Due to the growth of imports, the rate decreases, capital outflows out of the country, the balance becomes negative, and a deficit occurs. To finance it, it is necessary to reduce the offer of the national currency by buying it.
With a fixed rate, the balance of payments is:
Current operations (Xn) + Capital movement (CF) = Dynamics of changes in reserves (R).
A fixed exchange rate, which is accompanied by a chronic surplus or balance of payments deficit, can cause a lot of problems. In the first case, there is the possibility of excessive accumulation of reserves, which can lead to inflation. In the second - there is a threat of depletion of foreign exchange reserves. In any of these situations, the Central Bank will have to officially change the price of the currency, that is, cause a revaluation or devaluation.
Floating exchange rates are governed by the market mechanism: supply and demand in the market, without government intervention. The balance of payments is:
In such a situation, the deficit, that is, low demand for domestic goods, is financed by the flow of funds. Depreciation is called depreciation. This makes domestic goods cheaper, contributes to the development of exports. The surplus is financed by the outflow of funds. If domestic goods are in great demand, the interest of foreign investors grows with the exchange rate of the national currency. Such a situation is called appreciation. Foreigners are buying money in this country. This reduces exports by stimulating imports and lowering the national exchange rate.
The modern system can not be called completely flexible. The US Federal Reserve and the European Central Bank does not allow the dollar to fluctuate freely in order to prevent a sharp fall (as in 1985). Therefore, they buy it, artificially increasing demand and maintaining a higher rate.
Situation in the domestic market
In the Russian Federation, the currency corridor first appeared on June 6, 1995. Since 1996, a sliding peg of the ruble to the dollar has appeared. Such a system is called the sloping currency corridor. The price change depended on the projected inflation levels with small deviations. Since 2008, the two-currency corridor began to operate, which adhered to the reserves of the Central Bank.
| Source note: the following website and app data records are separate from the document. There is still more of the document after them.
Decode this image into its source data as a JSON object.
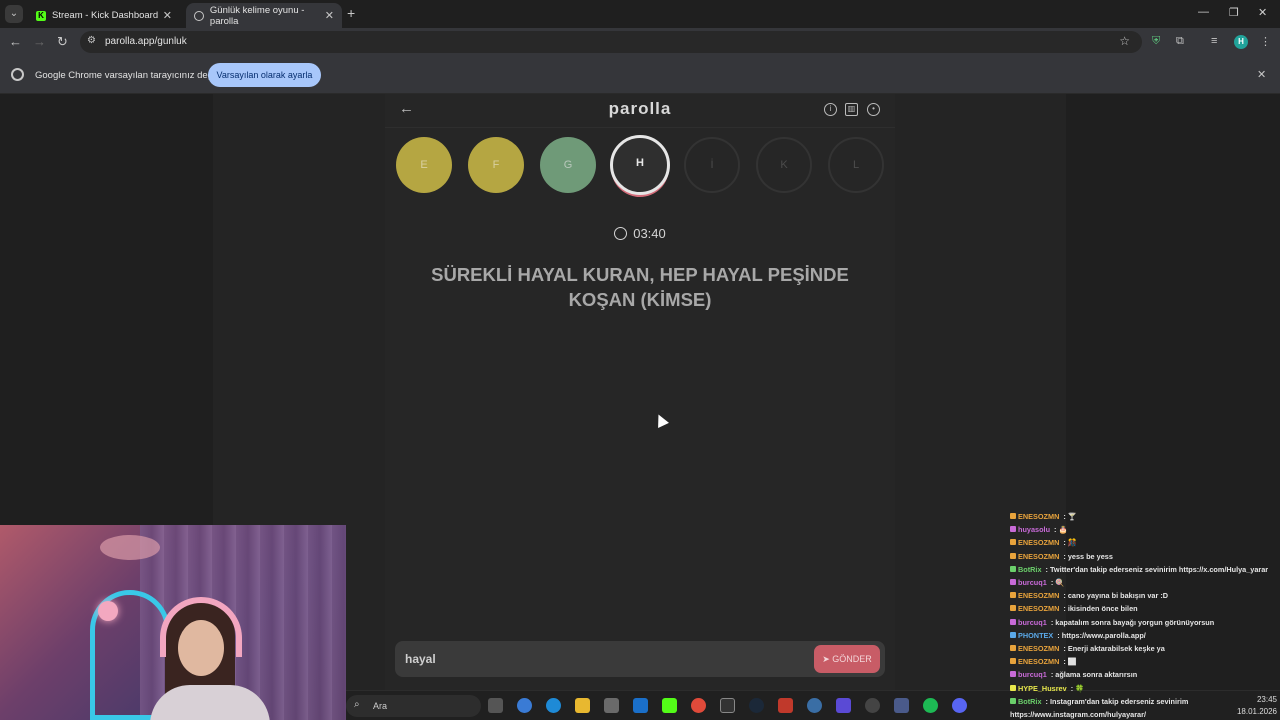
{
  "browser": {
    "tabs": [
      {
        "title": "Stream - Kick Dashboard",
        "favicon": "K"
      },
      {
        "title": "Günlük kelime oyunu - parolla",
        "favicon": "globe"
      }
    ],
    "url": "parolla.app/gunluk",
    "profile_initial": "H",
    "infobar": {
      "message": "Google Chrome varsayılan tarayıcınız değil",
      "button": "Varsayılan olarak ayarla"
    }
  },
  "app": {
    "logo": "parolla",
    "letters": [
      {
        "letter": "E",
        "state": "answered"
      },
      {
        "letter": "F",
        "state": "answered"
      },
      {
        "letter": "G",
        "state": "correct"
      },
      {
        "letter": "H",
        "state": "current"
      },
      {
        "letter": "İ",
        "state": "pending"
      },
      {
        "letter": "K",
        "state": "pending"
      },
      {
        "letter": "L",
        "state": "pending"
      }
    ],
    "timer": "03:40",
    "question": "SÜREKLİ HAYAL KURAN, HEP HAYAL PEŞİNDE KOŞAN (KİMSE)",
    "answer_value": "hayal",
    "send_label": "GÖNDER",
    "colors": {
      "answered": "#b5a642",
      "correct": "#6f9a78",
      "accent": "#c85c66"
    }
  },
  "taskbar": {
    "search_label": "Ara",
    "time": "23:45",
    "date": "18.01.2026"
  },
  "chat": [
    {
      "user": "ENESOZMN",
      "color": "#e8a33c",
      "text": " : 🍸"
    },
    {
      "user": "huyasolu",
      "color": "#c86ad8",
      "text": " : 🎂"
    },
    {
      "user": "ENESOZMN",
      "color": "#e8a33c",
      "text": " : 🎊"
    },
    {
      "user": "ENESOZMN",
      "color": "#e8a33c",
      "text": " : yess be yess"
    },
    {
      "user": "BotRix",
      "color": "#6bd06b",
      "text": " : Twitter'dan takip ederseniz sevinirim https://x.com/Hulya_yarar"
    },
    {
      "user": "burcuq1",
      "color": "#c86ad8",
      "text": " : 🍭"
    },
    {
      "user": "ENESOZMN",
      "color": "#e8a33c",
      "text": " : cano yayına bi bakışın var :D"
    },
    {
      "user": "ENESOZMN",
      "color": "#e8a33c",
      "text": " : ikisinden önce bilen"
    },
    {
      "user": "burcuq1",
      "color": "#c86ad8",
      "text": " : kapatalım sonra bayağı yorgun görünüyorsun"
    },
    {
      "user": "PHONTEX",
      "color": "#5aa8e8",
      "text": " : https://www.parolla.app/"
    },
    {
      "user": "ENESOZMN",
      "color": "#e8a33c",
      "text": " : Enerji aktarabilsek keşke ya"
    },
    {
      "user": "ENESOZMN",
      "color": "#e8a33c",
      "text": " : ⬜"
    },
    {
      "user": "burcuq1",
      "color": "#c86ad8",
      "text": " : ağlama sonra aktarırsın"
    },
    {
      "user": "HYPE_Husrev",
      "color": "#e8e84c",
      "text": " : 🍀"
    },
    {
      "user": "BotRix",
      "color": "#6bd06b",
      "text": " : Instagram'dan takip ederseniz sevinirim"
    },
    {
      "user": "",
      "color": "#e6e6e6",
      "text": "https://www.instagram.com/hulyayarar/"
    }
  ]
}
The value of the ruble in the national currencies of other countries depends largely on the volume of exports.
Correlation of the Russian currency with USD and EUR
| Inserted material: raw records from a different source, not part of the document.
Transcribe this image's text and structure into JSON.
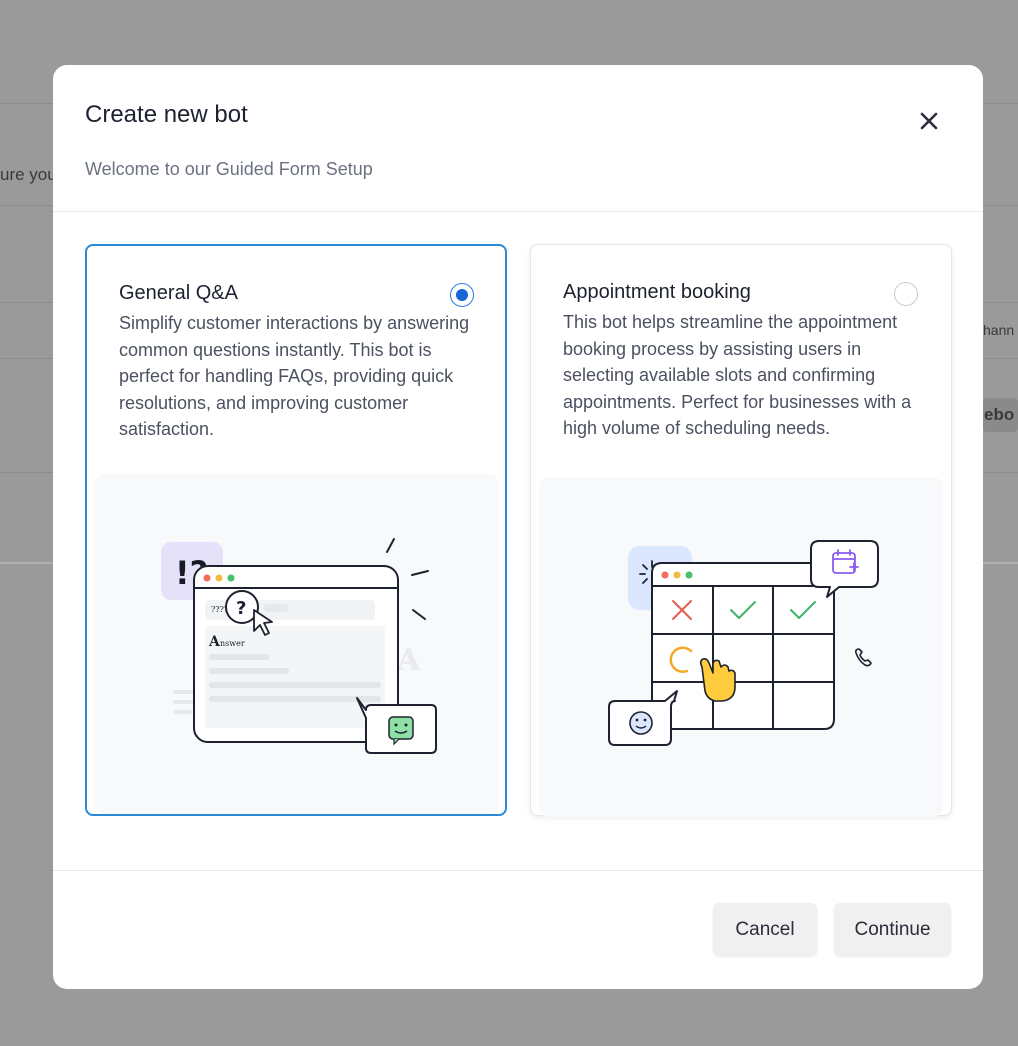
{
  "background": {
    "left_text": "ure you",
    "right_text_1": "hann",
    "right_text_2": "ebo"
  },
  "modal": {
    "title": "Create new bot",
    "subtitle": "Welcome to our Guided Form Setup",
    "close_icon": "close-icon"
  },
  "options": [
    {
      "title": "General Q&A",
      "description": "Simplify customer interactions by answering common questions instantly. This bot is perfect for handling FAQs, providing quick resolutions, and improving customer satisfaction.",
      "selected": true,
      "illustration": {
        "badge": "!?",
        "question_marks": "????",
        "question_glyph": "?",
        "answer_label": "Answer",
        "faded_letter": "A"
      }
    },
    {
      "title": "Appointment booking",
      "description": "This bot helps streamline the appointment booking process by assisting users in selecting available slots and confirming appointments. Perfect for businesses with a high volume of scheduling needs.",
      "selected": false,
      "illustration": {
        "icons": [
          "calendar-add-icon",
          "phone-icon",
          "smiley-icon",
          "pointing-hand-icon",
          "check-icon",
          "cross-icon",
          "loading-icon"
        ]
      }
    }
  ],
  "footer": {
    "cancel_label": "Cancel",
    "continue_label": "Continue"
  },
  "colors": {
    "accent": "#1565d8",
    "selected_border": "#2b8ad6",
    "overlay": "#9a9a9a"
  }
}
In April 2014, the ruble reached the historical level in relation to the dollar (1:50), and then dropped sharply (to 36). Although fluctuations are common in floating-price countries, the changes that took place last year were difficult to predict.
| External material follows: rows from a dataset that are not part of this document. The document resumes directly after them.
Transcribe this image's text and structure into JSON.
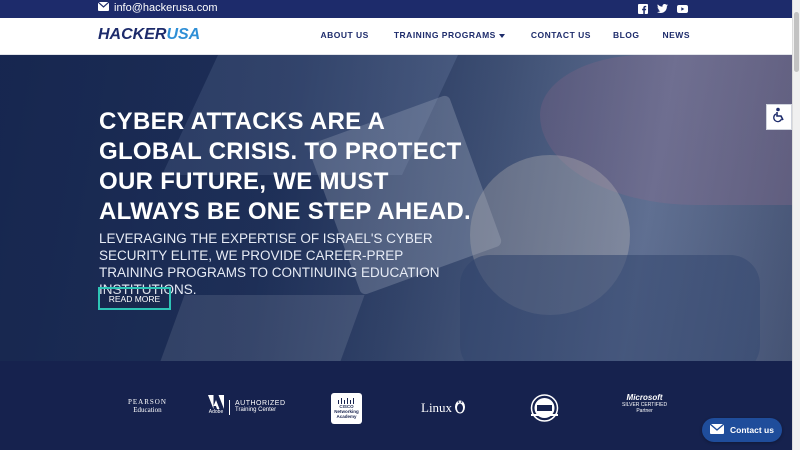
{
  "topbar": {
    "email": "info@hackerusa.com",
    "social_icons": [
      "facebook-icon",
      "twitter-icon",
      "youtube-icon"
    ]
  },
  "nav": {
    "logo_prefix": "HACKER",
    "logo_suffix": "USA",
    "items": [
      {
        "label": "ABOUT US"
      },
      {
        "label": "TRAINING PROGRAMS"
      },
      {
        "label": "CONTACT US"
      },
      {
        "label": "BLOG"
      },
      {
        "label": "NEWS"
      }
    ]
  },
  "hero": {
    "headline": "CYBER ATTACKS ARE A GLOBAL CRISIS. TO PROTECT OUR FUTURE, WE MUST ALWAYS BE ONE STEP AHEAD.",
    "subtext": "LEVERAGING THE EXPERTISE OF ISRAEL'S CYBER SECURITY ELITE, WE PROVIDE CAREER-PREP TRAINING PROGRAMS TO CONTINUING EDUCATION INSTITUTIONS.",
    "button": "READ MORE"
  },
  "partners": {
    "pearson": {
      "line1": "PEARSON",
      "line2": "Education"
    },
    "adobe": {
      "mark": "Adobe",
      "line1": "AUTHORIZED",
      "line2": "Training Center"
    },
    "cisco": {
      "line1": "CISCO",
      "line2": "Networking",
      "line3": "Academy"
    },
    "linux": {
      "name": "Linux"
    },
    "microsoft": {
      "line1": "Microsoft",
      "line2": "SILVER CERTIFIED",
      "line3": "Partner"
    }
  },
  "contact_widget": {
    "label": "Contact us"
  },
  "colors": {
    "topbar": "#1d2b6b",
    "accent": "#2ec4b6",
    "partners_bg": "#16224e",
    "contact_btn": "#1f4d9b"
  }
}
For a long time, the Central Bank did not dare to raise the key rate, on the basis of which the refinancing of the banking system takes place. In recent months, the Bank of Russia “sponsored” the CB in the amount of 5 trillion rubles. The main source of such investments is loans secured by securities and non-market assets. With the weakening of the ruble, free cash resources of the KB were directed to the foreign exchange market. Today it is more profitable to conduct speculative operations than to invest in the economy. In order to avoid such situations, the European Central Bank has raised interest rates since last year. The Bank of Russia, on the one hand, restricted the flow of capital to 5.5%, and on the other, it held back the devaluation of the ruble at the expense of the gold and foreign exchange reserve. And only in March 2014, he raised the discount rate to 7%. This decision was caused by the need to raise metallurgy and the mining industry. They have become almost unprofitable. The only way to remedy the situation is to weaken the ruble against the dollar.
The exchange rate reflects the value of the national monetary unit through a foreign one. It should be regulated by the state and the Central Bank. If a clear correlation is established, then this is a fixed rate. If the price fluctuates depending on supply and demand - floating. These exchange rate regimes support a certain price ratio.